Ghosn joined Renault in 1996, brought in to improve the finances of a French company. He put it in black in just one year, got the nickname, "Le Cost Killer." Ghosn was then sent to Japan in 1999, after Renault bought a 38.6 percent stake in Nissan, to implement a major change plan. Originally named chief operating officer, Ghosn was soon appointed as CEO after Japanese carmakers began to make a profit and cut their crippling debts. He was later named chief executive at Renault, and held the same position in the umbrella organization now known as the Renault-Nissan-Mitsubishi Alliance.
In his various posts, Ghosn not only had to deal with running a broad business empire but also with political pressure related to the French-Japanese group. In 2017, the French government cut back on ownership in Renault – partly because of Ghosn's maneuver – up to 15 percent. But it still holds significant influence and has pressured it to further consolidate car manufacturers based in Paris and Nissan, something that French Finance Minister Bruno Le Maire re-emphasized this week.
If anything, Nissan had pushed a little independence under Saikawa. But Reuters quoted company sources as saying "There is a feeling of crisis in the Ministry of Economy, Trade and Industry (Japan) which at this level Nissan and Mitsubishi will be seized by the French government."
Some observers warn that things can go the other way for an alliance if the French press is too harsh – or Japanese maneuvers too aggressive to prevent takeovers.
Earlier this week, Mitsubishi CEO Osamu Masuko said the alliance that Ghosn had strung together was in danger. "I think no one else on Earth like Ghosn can run Renault, Nissan and Mitsubishi," he said.
Those on the side of the alliance of France and Japan have tried to downplay these concerns. Saikawa expressed its desire to maintain what has become a massive positive relationship which last year pushed Volkswagen to become the world's best-selling automotive group based on unit volume.
While those on the Renault side continue to demand evidence of Ghosn's alleged crime, the company also issued a statement stressing "his dedication to the defense of the interests of Renault in the alliance.

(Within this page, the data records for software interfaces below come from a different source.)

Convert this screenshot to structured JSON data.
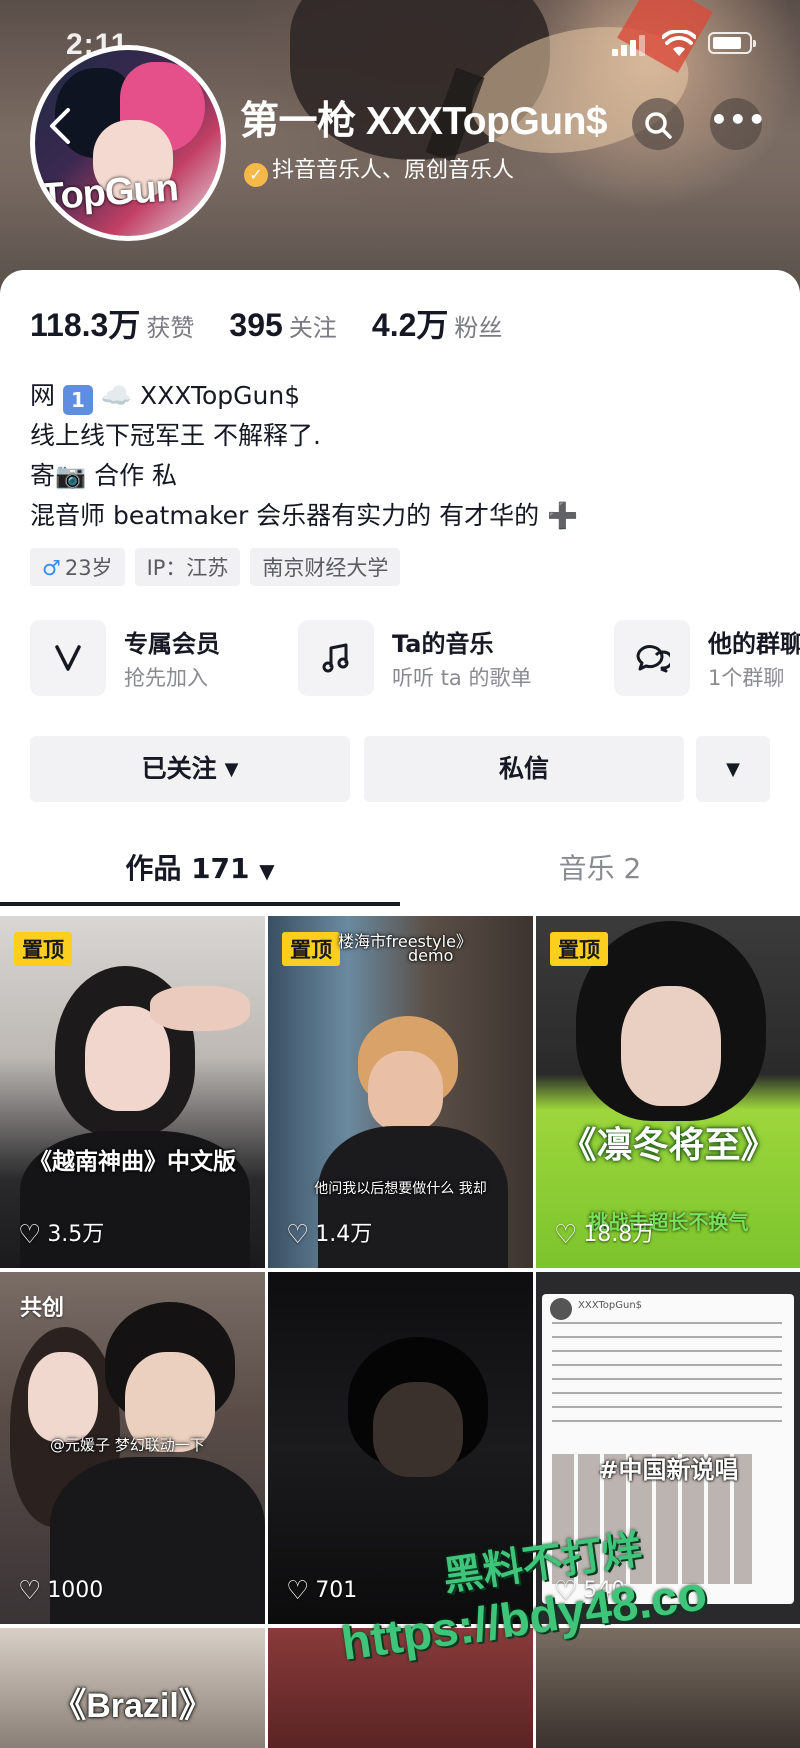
{
  "status_bar": {
    "time": "2:11"
  },
  "profile": {
    "name": "第一枪 XXXTopGun$",
    "verification": "抖音音乐人、原创音乐人",
    "avatar_text": "TopGun"
  },
  "stats": [
    {
      "value": "118.3万",
      "label": "获赞"
    },
    {
      "value": "395",
      "label": "关注"
    },
    {
      "value": "4.2万",
      "label": "粉丝"
    }
  ],
  "bio": {
    "line1_prefix": "网",
    "line1_badge": "1",
    "line1_cloud": "☁️",
    "line1_suffix": "XXXTopGun$",
    "line2": "线上线下冠军王 不解释了.",
    "line3_prefix": "寄",
    "line3_camera": "📷",
    "line3_suffix": "合作 私",
    "line4": "混音师 beatmaker  会乐器有实力的 有才华的 ➕"
  },
  "tags": {
    "age": "23岁",
    "ip": "IP：江苏",
    "school": "南京财经大学"
  },
  "features": [
    {
      "title": "专属会员",
      "sub": "抢先加入",
      "icon": "v-icon"
    },
    {
      "title": "Ta的音乐",
      "sub": "听听 ta 的歌单",
      "icon": "music-note-icon"
    },
    {
      "title": "他的群聊",
      "sub": "1个群聊",
      "icon": "chat-icon"
    }
  ],
  "actions": {
    "follow": "已关注",
    "message": "私信"
  },
  "tabs": {
    "works": "作品 171",
    "music": "音乐 2"
  },
  "videos": [
    {
      "badge": "置顶",
      "likes": "3.5万",
      "caption": "《越南神曲》中文版"
    },
    {
      "badge": "置顶",
      "likes": "1.4万",
      "caption_top": "楼海市freestyle》",
      "caption_top2": "demo",
      "caption": "他问我以后想要做什么 我却"
    },
    {
      "badge": "置顶",
      "likes": "18.8万",
      "caption": "《凛冬将至》",
      "caption2": "挑战击超长不换气"
    },
    {
      "badge": "共创",
      "likes": "1000",
      "caption": "@元媛子 梦幻联动一下"
    },
    {
      "badge": "",
      "likes": "701",
      "caption": ""
    },
    {
      "badge": "",
      "likes": "540",
      "caption": "#中国新说唱",
      "post_author": "XXXTopGun$"
    },
    {
      "caption": "《Brazil》"
    }
  ],
  "watermark": {
    "line1": "黑料不打烊",
    "line2": "https://bdy48.co"
  },
  "colors": {
    "accent_pin": "#fccf1e",
    "text_primary": "#161823",
    "text_secondary": "#8a8b91",
    "verify_badge": "#f5b94a"
  }
}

"But there is no doubt that the loss of Ghosn will be a big challenge. He is & # 39; the glue that holds Renault and Nissan together, & # 39;" said Max Warburton, an analyst at Bernstein. "It's hard not to conclude that there might be a gap between Renault and Nissan."
If there are further questions about justification for Nissan's accusations and Ghosn's arrest, some sources warn that the chasm can turn into the ocean. And that could be a new, uninteresting spotlight on Saikawa himself.